■ **What to work on**: Could you copy every record below exactly, leaving out the pictures?

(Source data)
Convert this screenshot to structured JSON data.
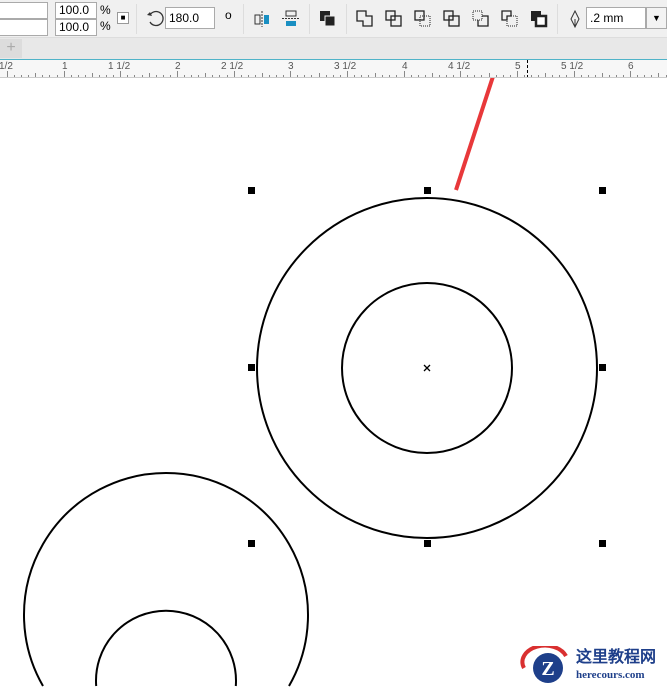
{
  "toolbar": {
    "scale_x": "100.0",
    "scale_y": "100.0",
    "percent": "%",
    "rotation": "180.0",
    "degree": "o",
    "outline_width": ".2 mm"
  },
  "icons": [
    "lock-icon",
    "rotate-icon",
    "mirror-horizontal-icon",
    "mirror-vertical-icon",
    "arrange-icon",
    "weld-icon",
    "trim-icon",
    "intersect-icon",
    "simplify-icon",
    "front-minus-back-icon",
    "back-minus-front-icon",
    "boundary-icon",
    "pen-icon",
    "dropdown-icon",
    "add-page-icon"
  ],
  "tabbar": {
    "add": "+"
  },
  "ruler": {
    "labels": [
      "1/2",
      "1",
      "1 1/2",
      "2",
      "2 1/2",
      "3",
      "3 1/2",
      "4",
      "4 1/2",
      "5",
      "5 1/2",
      "6"
    ]
  },
  "watermark": {
    "title": "这里教程网",
    "url": "herecours.com",
    "logo": "Z"
  },
  "colors": {
    "arrow": "#e8383a",
    "accent": "#1a8fc2"
  }
}
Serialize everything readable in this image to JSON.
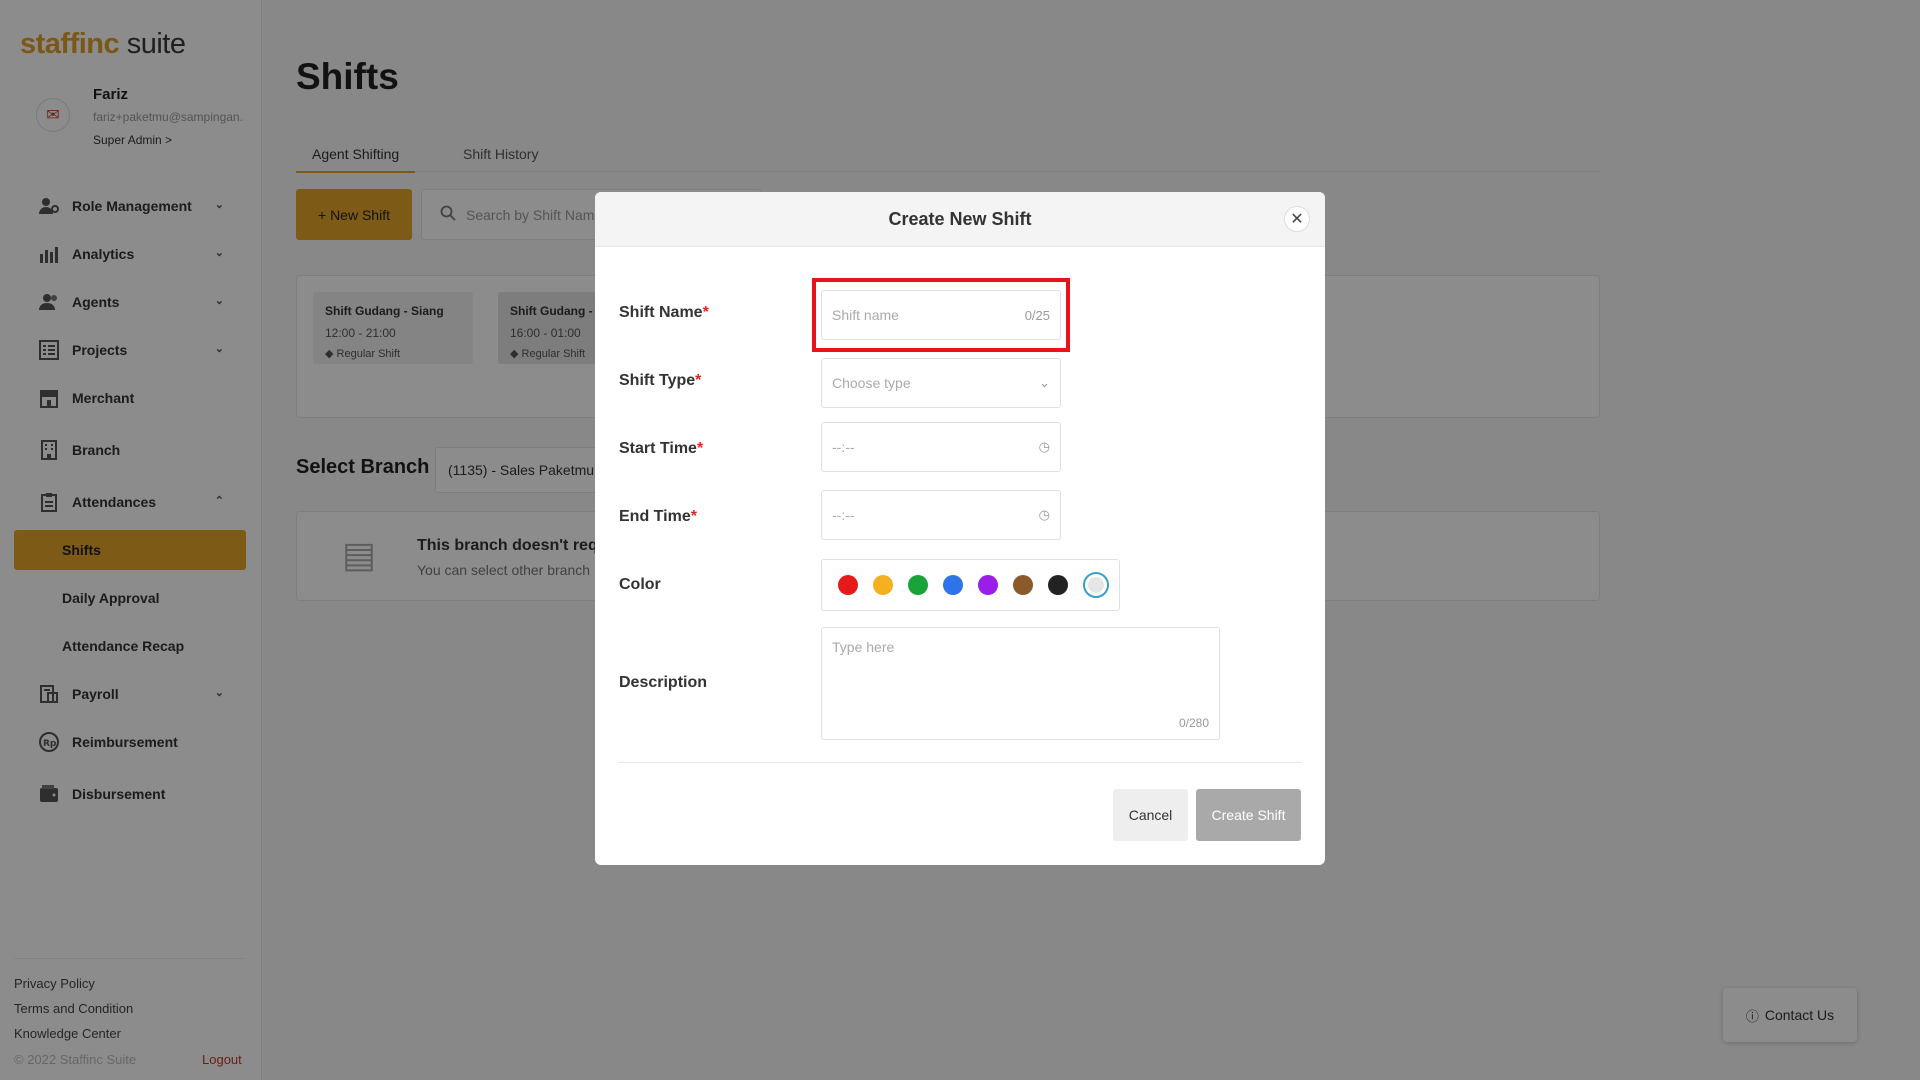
{
  "brand": {
    "part1": "staffinc",
    "part2": " suite"
  },
  "user": {
    "name": "Fariz",
    "email": "fariz+paketmu@sampingan.",
    "role": "Super Admin >"
  },
  "nav": {
    "role_management": "Role Management",
    "analytics": "Analytics",
    "agents": "Agents",
    "projects": "Projects",
    "merchant": "Merchant",
    "branch": "Branch",
    "attendances": "Attendances",
    "shifts": "Shifts",
    "daily_approval": "Daily Approval",
    "attendance_recap": "Attendance Recap",
    "payroll": "Payroll",
    "reimbursement": "Reimbursement",
    "disbursement": "Disbursement"
  },
  "footer": {
    "privacy": "Privacy Policy",
    "terms": "Terms and Condition",
    "knowledge": "Knowledge Center",
    "copyright": "© 2022 Staffinc Suite",
    "logout": "Logout"
  },
  "page": {
    "title": "Shifts",
    "tabs": [
      "Agent Shifting",
      "Shift History"
    ],
    "new_shift": "+ New Shift",
    "search_placeholder": "Search by Shift Name",
    "shift_cards": [
      {
        "name": "Shift Gudang - Siang",
        "time": "12:00 - 21:00",
        "tag": "Regular Shift"
      },
      {
        "name": "Shift Gudang - S",
        "time": "16:00 - 01:00",
        "tag": "Regular Shift"
      }
    ],
    "select_branch": "Select Branch",
    "branch_value": "(1135) - Sales Paketmu",
    "empty_title": "This branch doesn't requ",
    "empty_sub": "You can select other branch",
    "contact": "Contact Us"
  },
  "modal": {
    "title": "Create New Shift",
    "shift_name_label": "Shift Name",
    "shift_name_placeholder": "Shift name",
    "shift_name_count": "0/25",
    "shift_type_label": "Shift Type",
    "shift_type_placeholder": "Choose type",
    "start_time_label": "Start Time",
    "start_time_placeholder": "--:--",
    "end_time_label": "End Time",
    "end_time_placeholder": "--:--",
    "color_label": "Color",
    "colors": [
      "#e51b1b",
      "#f5b020",
      "#1aa33a",
      "#2f73e8",
      "#9b1ee8",
      "#8a5a2b",
      "#222222",
      "#e6e6e6"
    ],
    "description_label": "Description",
    "description_placeholder": "Type here",
    "description_count": "0/280",
    "required_mark": "*",
    "cancel": "Cancel",
    "create": "Create Shift"
  }
}
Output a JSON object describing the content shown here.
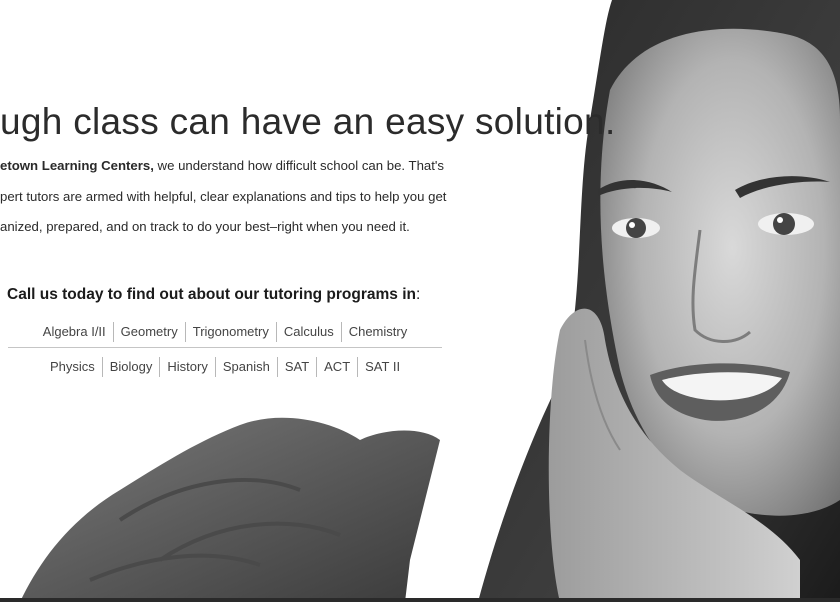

■ **Output for this task**:
Convert this screenshot to structured JSON data.
{
  "toolbar": {
    "scale_x": "100.0",
    "scale_y": "100.0",
    "percent": "%",
    "rotation": "180.0",
    "degree": "o",
    "outline_width": ".2 mm"
  },
  "icons": [
    "lock-icon",
    "rotate-icon",
    "mirror-horizontal-icon",
    "mirror-vertical-icon",
    "arrange-icon",
    "weld-icon",
    "trim-icon",
    "intersect-icon",
    "simplify-icon",
    "front-minus-back-icon",
    "back-minus-front-icon",
    "boundary-icon",
    "pen-icon",
    "dropdown-icon",
    "add-page-icon"
  ],
  "tabbar": {
    "add": "+"
  },
  "ruler": {
    "labels": [
      "1/2",
      "1",
      "1 1/2",
      "2",
      "2 1/2",
      "3",
      "3 1/2",
      "4",
      "4 1/2",
      "5",
      "5 1/2",
      "6"
    ]
  },
  "watermark": {
    "title": "这里教程网",
    "url": "herecours.com",
    "logo": "Z"
  },
  "colors": {
    "arrow": "#e8383a",
    "accent": "#1a8fc2"
  }
}
Serialize everything readable in this image to JSON.
{
  "brand": {
    "part1": "staffinc",
    "part2": " suite"
  },
  "user": {
    "name": "Fariz",
    "email": "fariz+paketmu@sampingan.",
    "role": "Super Admin >"
  },
  "nav": {
    "role_management": "Role Management",
    "analytics": "Analytics",
    "agents": "Agents",
    "projects": "Projects",
    "merchant": "Merchant",
    "branch": "Branch",
    "attendances": "Attendances",
    "shifts": "Shifts",
    "daily_approval": "Daily Approval",
    "attendance_recap": "Attendance Recap",
    "payroll": "Payroll",
    "reimbursement": "Reimbursement",
    "disbursement": "Disbursement"
  },
  "footer": {
    "privacy": "Privacy Policy",
    "terms": "Terms and Condition",
    "knowledge": "Knowledge Center",
    "copyright": "© 2022 Staffinc Suite",
    "logout": "Logout"
  },
  "page": {
    "title": "Shifts",
    "tabs": [
      "Agent Shifting",
      "Shift History"
    ],
    "new_shift": "+ New Shift",
    "search_placeholder": "Search by Shift Name",
    "shift_cards": [
      {
        "name": "Shift Gudang - Siang",
        "time": "12:00 - 21:00",
        "tag": "Regular Shift"
      },
      {
        "name": "Shift Gudang - S",
        "time": "16:00 - 01:00",
        "tag": "Regular Shift"
      }
    ],
    "select_branch": "Select Branch",
    "branch_value": "(1135) - Sales Paketmu",
    "empty_title": "This branch doesn't requ",
    "empty_sub": "You can select other branch",
    "contact": "Contact Us"
  },
  "modal": {
    "title": "Create New Shift",
    "shift_name_label": "Shift Name",
    "shift_name_placeholder": "Shift name",
    "shift_name_count": "0/25",
    "shift_type_label": "Shift Type",
    "shift_type_placeholder": "Choose type",
    "start_time_label": "Start Time",
    "start_time_placeholder": "--:--",
    "end_time_label": "End Time",
    "end_time_placeholder": "--:--",
    "color_label": "Color",
    "colors": [
      "#e51b1b",
      "#f5b020",
      "#1aa33a",
      "#2f73e8",
      "#9b1ee8",
      "#8a5a2b",
      "#222222",
      "#e6e6e6"
    ],
    "description_label": "Description",
    "description_placeholder": "Type here",
    "description_count": "0/280",
    "required_mark": "*",
    "cancel": "Cancel",
    "create": "Create Shift"
  }
}
Output a JSON object describing the content shown here.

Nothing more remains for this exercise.